Meet Micah, contract lawyer…
“Hear what the Lord says:
Rise, plead your case before the mountains,
and let the hills hear your voice.
Hear, you mountains, the controversy of the Lord,
and you enduring foundations of the earth;
for the Lord has a controversy with his people,
and he will contend with Israel.
“O my people, what have I done to you?
In what have I wearied you? Answer me!
For I brought you up from the land of Egypt,
and redeemed you from the house of slavery;
and I sent before you Moses,
Aaron, and Miriam.
O my people, remember now what King Balak of Moab devised,
what Balaam son of Beor answered him,
and what happened from Shittim to Gilgal,
that you may know the saving acts of the Lord.”
What God Requires
“With what shall I come before the Lord,
and bow myself before God on high?
Shall I come before him with burnt offerings,
with calves a year old?
Will the Lord be pleased with thousands of rams,
with ten thousands of rivers of oil?
Shall I give my firstborn for my transgression,
the fruit of my body for the sin of my soul?”
He has told you, O mortal, what is good;
and what does the Lord require of you
but to do justice, and to love kindness,
and to walk humbly with your God?”
When looking into Micah, I came across the ‘covenant lawsuit’ (Micah 6.1-8) where God sues Israel for breach of contract. The people have violated the covenant they had with God. If Micah is representing God and presenting his case then he’s not just a prophet, he’s a lawyer…

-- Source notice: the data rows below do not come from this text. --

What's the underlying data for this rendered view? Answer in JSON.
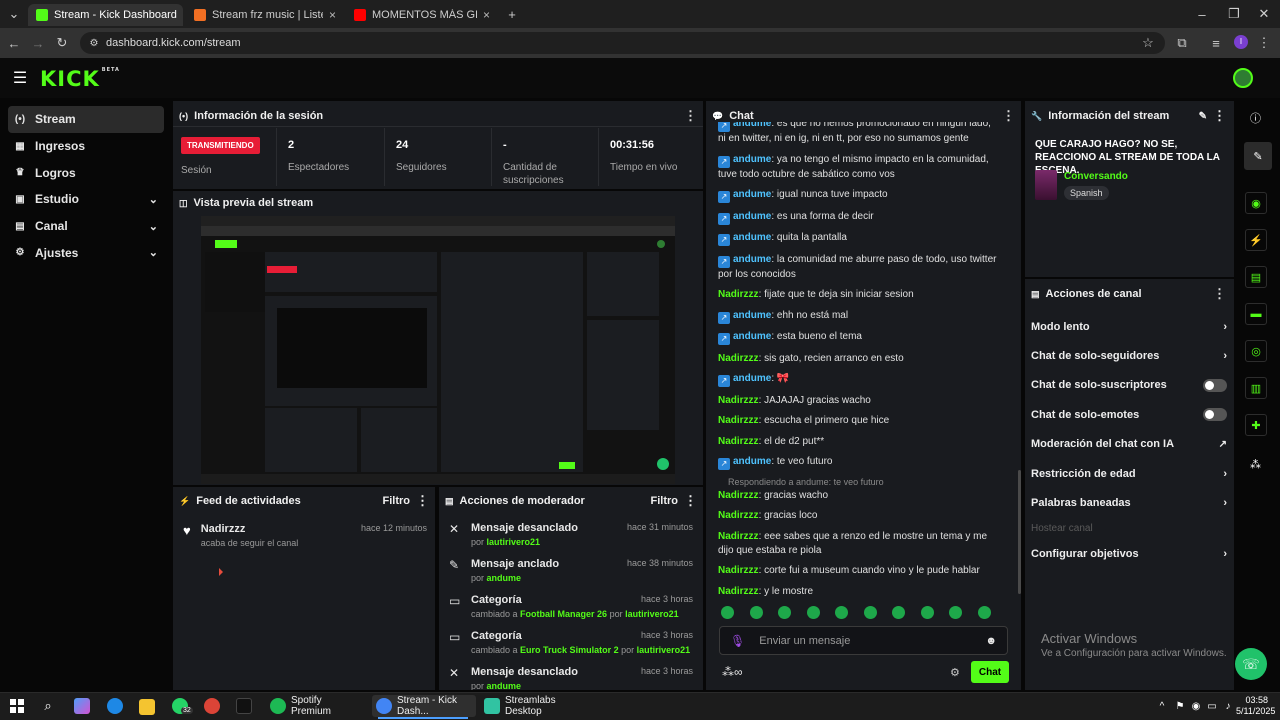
{
  "browser": {
    "tabs": [
      {
        "title": "Stream - Kick Dashboard",
        "color": "#53fc18"
      },
      {
        "title": "Stream frz music | Listen to son",
        "color": "#f26f23"
      },
      {
        "title": "MOMENTOS MÁS GRACIOSOS",
        "color": "#ff0000"
      }
    ],
    "url": "dashboard.kick.com/stream"
  },
  "app": {
    "logo": "KICK",
    "beta": "BETA"
  },
  "nav": [
    {
      "label": "Stream",
      "icon": "broadcast-icon"
    },
    {
      "label": "Ingresos",
      "icon": "money-icon"
    },
    {
      "label": "Logros",
      "icon": "trophy-icon"
    },
    {
      "label": "Estudio",
      "icon": "grid-icon"
    },
    {
      "label": "Canal",
      "icon": "channel-icon"
    },
    {
      "label": "Ajustes",
      "icon": "gear-icon"
    }
  ],
  "session": {
    "title": "Información de la sesión",
    "live_label": "TRANSMITIENDO",
    "session_label": "Sesión",
    "stats": [
      {
        "value": "2",
        "label": "Espectadores"
      },
      {
        "value": "24",
        "label": "Seguidores"
      },
      {
        "value": "-",
        "label": "Cantidad de suscripciones"
      },
      {
        "value": "00:31:56",
        "label": "Tiempo en vivo"
      }
    ]
  },
  "preview": {
    "title": "Vista previa del stream"
  },
  "feed": {
    "title": "Feed de actividades",
    "filter": "Filtro",
    "items": [
      {
        "user": "Nadirzzz",
        "text": "acaba de seguir el canal",
        "time": "hace 12 minutos"
      }
    ]
  },
  "mod": {
    "title": "Acciones de moderador",
    "filter": "Filtro",
    "items": [
      {
        "title": "Mensaje desanclado",
        "pre": "por",
        "a": "lautirivero21",
        "mid": "",
        "b": "",
        "time": "hace 31 minutos"
      },
      {
        "title": "Mensaje anclado",
        "pre": "por",
        "a": "andume",
        "mid": "",
        "b": "",
        "time": "hace 38 minutos"
      },
      {
        "title": "Categoría",
        "pre": "cambiado a",
        "a": "Football Manager 26",
        "mid": "por",
        "b": "lautirivero21",
        "time": "hace 3 horas"
      },
      {
        "title": "Categoría",
        "pre": "cambiado a",
        "a": "Euro Truck Simulator 2",
        "mid": "por",
        "b": "lautirivero21",
        "time": "hace 3 horas"
      },
      {
        "title": "Mensaje desanclado",
        "pre": "por",
        "a": "andume",
        "mid": "",
        "b": "",
        "time": "hace 3 horas"
      }
    ]
  },
  "chat": {
    "title": "Chat",
    "messages": [
      {
        "user": "andume",
        "type": "mod",
        "text": "es que no hemos promocionado en ningun lado, ni en twitter, ni en ig, ni en tt, por eso no sumamos gente"
      },
      {
        "user": "andume",
        "type": "mod",
        "text": "ya no tengo el mismo impacto en la comunidad, tuve todo octubre de sabático como vos"
      },
      {
        "user": "andume",
        "type": "mod",
        "text": "igual nunca tuve impacto"
      },
      {
        "user": "andume",
        "type": "mod",
        "text": "es una forma de decir"
      },
      {
        "user": "andume",
        "type": "mod",
        "text": "quita la pantalla"
      },
      {
        "user": "andume",
        "type": "mod",
        "text": "la comunidad me aburre paso de todo, uso twitter por los conocidos"
      },
      {
        "user": "Nadirzzz",
        "type": "user",
        "text": "fijate que te deja sin iniciar sesion"
      },
      {
        "user": "andume",
        "type": "mod",
        "text": "ehh no está mal"
      },
      {
        "user": "andume",
        "type": "mod",
        "text": "esta bueno el tema"
      },
      {
        "user": "Nadirzzz",
        "type": "user",
        "text": "sis gato, recien arranco en esto"
      },
      {
        "user": "andume",
        "type": "mod",
        "text": "🎀"
      },
      {
        "user": "Nadirzzz",
        "type": "user",
        "text": "JAJAJAJ gracias wacho"
      },
      {
        "user": "Nadirzzz",
        "type": "user",
        "text": "escucha el primero que hice"
      },
      {
        "user": "Nadirzzz",
        "type": "user",
        "text": "el de d2 put**"
      },
      {
        "user": "andume",
        "type": "mod",
        "text": "te veo futuro"
      },
      {
        "user": "Nadirzzz",
        "type": "user",
        "text": "gracias wacho",
        "reply": "Respondiendo a andume: te veo futuro"
      },
      {
        "user": "Nadirzzz",
        "type": "user",
        "text": "gracias loco"
      },
      {
        "user": "Nadirzzz",
        "type": "user",
        "text": "eee sabes que a renzo ed le mostre un tema y me dijo que estaba re piola"
      },
      {
        "user": "Nadirzzz",
        "type": "user",
        "text": "corte fui a museum cuando vino y le pude hablar"
      },
      {
        "user": "Nadirzzz",
        "type": "user",
        "text": "y le mostre"
      }
    ],
    "placeholder": "Enviar un mensaje",
    "send": "Chat"
  },
  "stream_info": {
    "title": "Información del stream",
    "stream_title": "QUE CARAJO HAGO? NO SE, REACCIONO AL STREAM DE TODA LA ESCENA.",
    "category": "Conversando",
    "language": "Spanish"
  },
  "channel_actions": {
    "title": "Acciones de canal",
    "items": [
      {
        "label": "Modo lento",
        "control": "chevron"
      },
      {
        "label": "Chat de solo-seguidores",
        "control": "chevron"
      },
      {
        "label": "Chat de solo-suscriptores",
        "control": "toggle"
      },
      {
        "label": "Chat de solo-emotes",
        "control": "toggle"
      },
      {
        "label": "Moderación del chat con IA",
        "control": "external"
      },
      {
        "label": "Restricción de edad",
        "control": "chevron"
      },
      {
        "label": "Palabras baneadas",
        "control": "chevron"
      },
      {
        "label": "Hostear canal",
        "control": "none",
        "disabled": true
      },
      {
        "label": "Configurar objetivos",
        "control": "chevron"
      }
    ]
  },
  "watermark": {
    "title": "Activar Windows",
    "sub": "Ve a Configuración para activar Windows."
  },
  "taskbar": {
    "apps": [
      {
        "label": "Spotify Premium",
        "color": "#1db954"
      },
      {
        "label": "Stream - Kick Dash...",
        "color": "#4285f4"
      },
      {
        "label": "Streamlabs Desktop",
        "color": "#31c3a2"
      }
    ],
    "whatsapp_badge": "32",
    "time": "03:58",
    "date": "5/11/2025"
  },
  "colors": {
    "accent": "#53fc18",
    "live": "#e71d36",
    "mod_name": "#4fc3ff"
  }
}
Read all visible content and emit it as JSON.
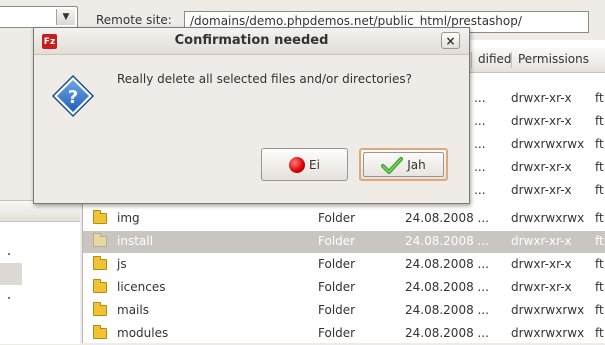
{
  "remote": {
    "label": "Remote site:",
    "path": "/domains/demo.phpdemos.net/public_html/prestashop/"
  },
  "columns": {
    "modified": "dified",
    "permissions": "Permissions"
  },
  "hidden_rows": [
    {
      "date": "08 ...",
      "perms": "drwxr-xr-x",
      "extra": "ft"
    },
    {
      "date": "08 ...",
      "perms": "drwxr-xr-x",
      "extra": "ft"
    },
    {
      "date": "08 ...",
      "perms": "drwxrwxrwx",
      "extra": "ft"
    },
    {
      "date": "08 ...",
      "perms": "drwxr-xr-x",
      "extra": "ft"
    },
    {
      "date": "08 ...",
      "perms": "drwxr-xr-x",
      "extra": "ft"
    }
  ],
  "files": [
    {
      "name": "img",
      "type": "Folder",
      "date": "24.08.2008 ...",
      "perms": "drwxrwxrwx",
      "extra": "ft"
    },
    {
      "name": "install",
      "type": "Folder",
      "date": "24.08.2008 ...",
      "perms": "drwxr-xr-x",
      "extra": "ft"
    },
    {
      "name": "js",
      "type": "Folder",
      "date": "24.08.2008 ...",
      "perms": "drwxr-xr-x",
      "extra": "ft"
    },
    {
      "name": "licences",
      "type": "Folder",
      "date": "24.08.2008 ...",
      "perms": "drwxr-xr-x",
      "extra": "ft"
    },
    {
      "name": "mails",
      "type": "Folder",
      "date": "24.08.2008 ...",
      "perms": "drwxrwxrwx",
      "extra": "ft"
    },
    {
      "name": "modules",
      "type": "Folder",
      "date": "24.08.2008 ...",
      "perms": "drwxrwxrwx",
      "extra": "ft"
    }
  ],
  "dialog": {
    "title": "Confirmation needed",
    "close_glyph": "×",
    "app_icon": "Fz",
    "message": "Really delete all selected files and/or directories?",
    "no_label": "Ei",
    "yes_label": "Jah",
    "icons": {
      "question": "question-diamond-icon",
      "no": "red-circle-icon",
      "yes": "green-check-icon"
    }
  },
  "colors": {
    "accent_blue": "#2e6fc7",
    "selection": "#c9c5c0",
    "folder": "#f1c232"
  }
}
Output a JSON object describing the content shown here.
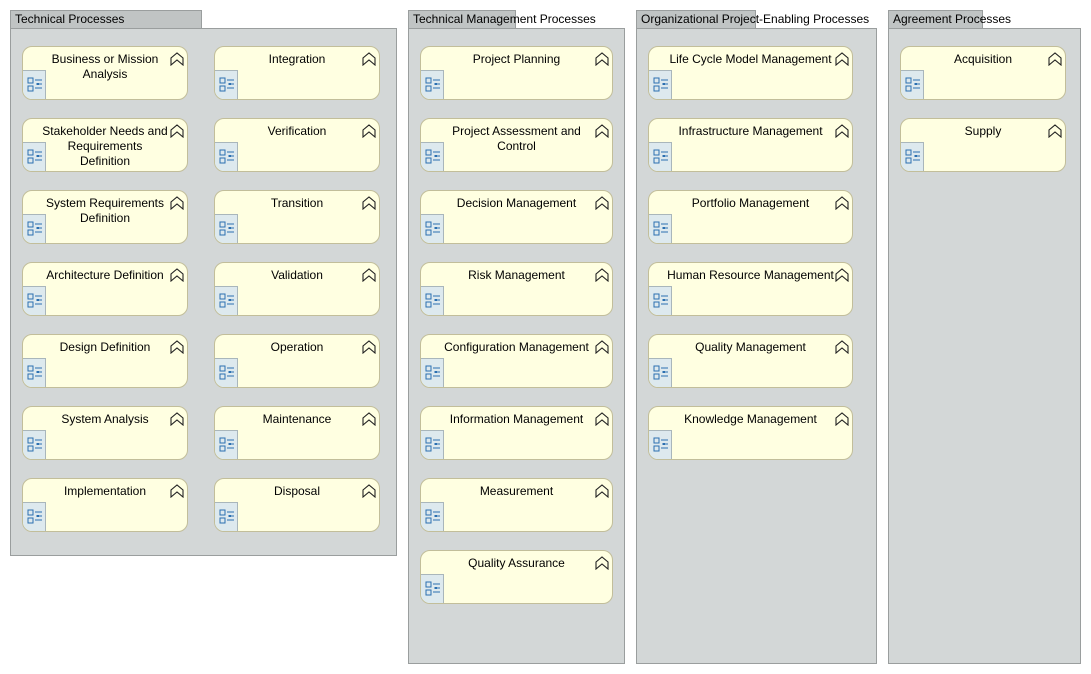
{
  "groups": [
    {
      "title": "Technical Processes",
      "processes": [
        "Business or Mission Analysis",
        "Stakeholder Needs and Requirements Definition",
        "System Requirements Definition",
        "Architecture Definition",
        "Design Definition",
        "System Analysis",
        "Implementation",
        "Integration",
        "Verification",
        "Transition",
        "Validation",
        "Operation",
        "Maintenance",
        "Disposal"
      ]
    },
    {
      "title": "Technical Management Processes",
      "processes": [
        "Project Planning",
        "Project Assessment and Control",
        "Decision Management",
        "Risk Management",
        "Configuration Management",
        "Information Management",
        "Measurement",
        "Quality Assurance"
      ]
    },
    {
      "title": "Organizational Project-Enabling Processes",
      "processes": [
        "Life Cycle Model Management",
        "Infrastructure Management",
        "Portfolio Management",
        "Human Resource Management",
        "Quality Management",
        "Knowledge Management"
      ]
    },
    {
      "title": "Agreement Processes",
      "processes": [
        "Acquisition",
        "Supply"
      ]
    }
  ],
  "colors": {
    "card_fill": "#ffffe1",
    "group_fill": "#d3d7d7",
    "tab_fill": "#c0c4c4",
    "icon_fill": "#dde9ee",
    "icon_stroke": "#2a6fb0"
  },
  "icons": {
    "element": "process-element-icon",
    "collapse": "collapse-chevron-icon"
  }
}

Lawyers sometimes hold a strange position in the public imagination. On the one hand they are respected professionals with access to levers of power, but on the other hand - like politicians and journalists - they are often treated with suspicion or made the butt of the joke.
Part of this is a healthy tongue in cheek disrespect of authority figures but there’s also an underlying wariness of those in society who wade into the grey areas and have to make difficult judgement calls. Sometimes there is no easy road and yet they walk it for us. The services they offer are vital for a well functioning society, but as they ask individuals to negotiate conflict, compromise and complexity there is the fear that self-interest or ego will take over.
I’ve found it useful to think about prophets as lawyers - people with a certain status, who are listened to but sometimes distrusted, who have to walk a difficult line. They are people who speak uncomfortable truths, who can challenge power structures and shift public opinion. Their calling requires personal conviction but also the ability to withhold personal judgement.
So as we think about the lawyer Micah, let’s remember all those called professionally to be Complex Characters - those who try to resolve disputes, hold power to account and negotiate peace.
hold me secure,
as I try to say as you say
tell as you tell
shout as you shout
whisper as you whisper.